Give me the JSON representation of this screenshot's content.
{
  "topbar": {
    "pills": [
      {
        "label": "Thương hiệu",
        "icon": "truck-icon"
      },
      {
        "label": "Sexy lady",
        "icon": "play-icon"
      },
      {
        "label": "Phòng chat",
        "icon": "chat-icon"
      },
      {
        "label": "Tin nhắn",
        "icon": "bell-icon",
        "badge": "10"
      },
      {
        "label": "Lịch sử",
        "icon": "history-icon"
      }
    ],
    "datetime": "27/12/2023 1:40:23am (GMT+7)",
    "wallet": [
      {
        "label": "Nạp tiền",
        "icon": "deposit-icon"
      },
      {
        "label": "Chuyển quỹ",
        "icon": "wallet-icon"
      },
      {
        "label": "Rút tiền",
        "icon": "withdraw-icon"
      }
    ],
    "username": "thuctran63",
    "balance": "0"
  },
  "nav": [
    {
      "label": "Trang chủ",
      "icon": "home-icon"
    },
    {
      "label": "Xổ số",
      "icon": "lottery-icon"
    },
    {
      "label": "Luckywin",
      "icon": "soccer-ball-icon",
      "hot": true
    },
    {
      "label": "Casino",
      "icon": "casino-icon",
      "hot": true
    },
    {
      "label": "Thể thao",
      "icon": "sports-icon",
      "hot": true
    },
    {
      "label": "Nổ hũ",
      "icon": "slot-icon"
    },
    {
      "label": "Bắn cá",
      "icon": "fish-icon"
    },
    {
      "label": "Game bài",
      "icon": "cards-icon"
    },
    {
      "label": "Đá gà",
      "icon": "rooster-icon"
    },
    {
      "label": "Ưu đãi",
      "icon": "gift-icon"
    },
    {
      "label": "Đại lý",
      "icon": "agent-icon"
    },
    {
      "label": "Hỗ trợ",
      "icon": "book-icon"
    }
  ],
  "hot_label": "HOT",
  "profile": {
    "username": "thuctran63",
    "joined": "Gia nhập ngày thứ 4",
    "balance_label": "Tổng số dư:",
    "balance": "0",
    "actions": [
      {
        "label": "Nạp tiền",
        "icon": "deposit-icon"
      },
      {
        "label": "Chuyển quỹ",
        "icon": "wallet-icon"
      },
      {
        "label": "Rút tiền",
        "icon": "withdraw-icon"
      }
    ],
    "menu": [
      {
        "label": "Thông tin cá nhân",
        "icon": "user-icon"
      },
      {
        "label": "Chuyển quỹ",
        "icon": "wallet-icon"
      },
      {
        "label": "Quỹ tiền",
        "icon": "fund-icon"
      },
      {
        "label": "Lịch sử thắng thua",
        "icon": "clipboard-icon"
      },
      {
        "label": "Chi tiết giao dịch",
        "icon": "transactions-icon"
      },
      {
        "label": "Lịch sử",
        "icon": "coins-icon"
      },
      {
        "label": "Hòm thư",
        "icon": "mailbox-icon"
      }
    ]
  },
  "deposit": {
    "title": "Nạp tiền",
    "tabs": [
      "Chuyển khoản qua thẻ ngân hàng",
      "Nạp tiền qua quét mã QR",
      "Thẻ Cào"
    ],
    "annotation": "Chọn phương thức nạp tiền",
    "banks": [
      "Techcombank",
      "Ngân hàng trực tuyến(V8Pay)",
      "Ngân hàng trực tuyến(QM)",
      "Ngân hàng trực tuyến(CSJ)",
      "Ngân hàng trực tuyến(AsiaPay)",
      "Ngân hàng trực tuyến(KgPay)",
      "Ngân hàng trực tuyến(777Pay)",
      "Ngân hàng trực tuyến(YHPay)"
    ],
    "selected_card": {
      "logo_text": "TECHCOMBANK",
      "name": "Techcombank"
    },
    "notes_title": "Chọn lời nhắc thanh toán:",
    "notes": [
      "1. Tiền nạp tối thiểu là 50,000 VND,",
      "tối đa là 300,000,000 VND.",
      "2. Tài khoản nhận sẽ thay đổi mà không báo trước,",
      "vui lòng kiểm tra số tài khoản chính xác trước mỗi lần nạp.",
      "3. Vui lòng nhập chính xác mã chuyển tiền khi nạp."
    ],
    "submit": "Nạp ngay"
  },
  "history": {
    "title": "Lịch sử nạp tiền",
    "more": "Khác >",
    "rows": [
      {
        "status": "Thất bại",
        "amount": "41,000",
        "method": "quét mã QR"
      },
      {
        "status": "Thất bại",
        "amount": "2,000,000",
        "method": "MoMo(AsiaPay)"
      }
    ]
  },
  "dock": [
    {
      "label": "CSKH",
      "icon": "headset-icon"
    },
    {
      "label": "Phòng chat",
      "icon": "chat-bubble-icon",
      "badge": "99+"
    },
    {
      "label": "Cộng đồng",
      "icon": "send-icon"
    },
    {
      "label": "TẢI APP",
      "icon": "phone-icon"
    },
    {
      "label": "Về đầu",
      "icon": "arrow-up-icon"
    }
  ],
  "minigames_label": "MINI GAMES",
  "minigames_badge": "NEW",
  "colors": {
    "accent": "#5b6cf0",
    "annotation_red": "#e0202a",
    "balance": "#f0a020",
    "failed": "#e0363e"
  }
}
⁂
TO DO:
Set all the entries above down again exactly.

TASK RESULT:
Give me the JSON representation of this screenshot's content.
{
  "topbar": {
    "pills": [
      {
        "label": "Thương hiệu",
        "icon": "truck-icon"
      },
      {
        "label": "Sexy lady",
        "icon": "play-icon"
      },
      {
        "label": "Phòng chat",
        "icon": "chat-icon"
      },
      {
        "label": "Tin nhắn",
        "icon": "bell-icon",
        "badge": "10"
      },
      {
        "label": "Lịch sử",
        "icon": "history-icon"
      }
    ],
    "datetime": "27/12/2023 1:40:23am (GMT+7)",
    "wallet": [
      {
        "label": "Nạp tiền",
        "icon": "deposit-icon"
      },
      {
        "label": "Chuyển quỹ",
        "icon": "wallet-icon"
      },
      {
        "label": "Rút tiền",
        "icon": "withdraw-icon"
      }
    ],
    "username": "thuctran63",
    "balance": "0"
  },
  "nav": [
    {
      "label": "Trang chủ",
      "icon": "home-icon"
    },
    {
      "label": "Xổ số",
      "icon": "lottery-icon"
    },
    {
      "label": "Luckywin",
      "icon": "soccer-ball-icon",
      "hot": true
    },
    {
      "label": "Casino",
      "icon": "casino-icon",
      "hot": true
    },
    {
      "label": "Thể thao",
      "icon": "sports-icon",
      "hot": true
    },
    {
      "label": "Nổ hũ",
      "icon": "slot-icon"
    },
    {
      "label": "Bắn cá",
      "icon": "fish-icon"
    },
    {
      "label": "Game bài",
      "icon": "cards-icon"
    },
    {
      "label": "Đá gà",
      "icon": "rooster-icon"
    },
    {
      "label": "Ưu đãi",
      "icon": "gift-icon"
    },
    {
      "label": "Đại lý",
      "icon": "agent-icon"
    },
    {
      "label": "Hỗ trợ",
      "icon": "book-icon"
    }
  ],
  "hot_label": "HOT",
  "profile": {
    "username": "thuctran63",
    "joined": "Gia nhập ngày thứ 4",
    "balance_label": "Tổng số dư:",
    "balance": "0",
    "actions": [
      {
        "label": "Nạp tiền",
        "icon": "deposit-icon"
      },
      {
        "label": "Chuyển quỹ",
        "icon": "wallet-icon"
      },
      {
        "label": "Rút tiền",
        "icon": "withdraw-icon"
      }
    ],
    "menu": [
      {
        "label": "Thông tin cá nhân",
        "icon": "user-icon"
      },
      {
        "label": "Chuyển quỹ",
        "icon": "wallet-icon"
      },
      {
        "label": "Quỹ tiền",
        "icon": "fund-icon"
      },
      {
        "label": "Lịch sử thắng thua",
        "icon": "clipboard-icon"
      },
      {
        "label": "Chi tiết giao dịch",
        "icon": "transactions-icon"
      },
      {
        "label": "Lịch sử",
        "icon": "coins-icon"
      },
      {
        "label": "Hòm thư",
        "icon": "mailbox-icon"
      }
    ]
  },
  "deposit": {
    "title": "Nạp tiền",
    "tabs": [
      "Chuyển khoản qua thẻ ngân hàng",
      "Nạp tiền qua quét mã QR",
      "Thẻ Cào"
    ],
    "annotation": "Chọn phương thức nạp tiền",
    "banks": [
      "Techcombank",
      "Ngân hàng trực tuyến(V8Pay)",
      "Ngân hàng trực tuyến(QM)",
      "Ngân hàng trực tuyến(CSJ)",
      "Ngân hàng trực tuyến(AsiaPay)",
      "Ngân hàng trực tuyến(KgPay)",
      "Ngân hàng trực tuyến(777Pay)",
      "Ngân hàng trực tuyến(YHPay)"
    ],
    "selected_card": {
      "logo_text": "TECHCOMBANK",
      "name": "Techcombank"
    },
    "notes_title": "Chọn lời nhắc thanh toán:",
    "notes": [
      "1. Tiền nạp tối thiểu là 50,000 VND,",
      "tối đa là 300,000,000 VND.",
      "2. Tài khoản nhận sẽ thay đổi mà không báo trước,",
      "vui lòng kiểm tra số tài khoản chính xác trước mỗi lần nạp.",
      "3. Vui lòng nhập chính xác mã chuyển tiền khi nạp."
    ],
    "submit": "Nạp ngay"
  },
  "history": {
    "title": "Lịch sử nạp tiền",
    "more": "Khác >",
    "rows": [
      {
        "status": "Thất bại",
        "amount": "41,000",
        "method": "quét mã QR"
      },
      {
        "status": "Thất bại",
        "amount": "2,000,000",
        "method": "MoMo(AsiaPay)"
      }
    ]
  },
  "dock": [
    {
      "label": "CSKH",
      "icon": "headset-icon"
    },
    {
      "label": "Phòng chat",
      "icon": "chat-bubble-icon",
      "badge": "99+"
    },
    {
      "label": "Cộng đồng",
      "icon": "send-icon"
    },
    {
      "label": "TẢI APP",
      "icon": "phone-icon"
    },
    {
      "label": "Về đầu",
      "icon": "arrow-up-icon"
    }
  ],
  "minigames_label": "MINI GAMES",
  "minigames_badge": "NEW",
  "colors": {
    "accent": "#5b6cf0",
    "annotation_red": "#e0202a",
    "balance": "#f0a020",
    "failed": "#e0363e"
  }
}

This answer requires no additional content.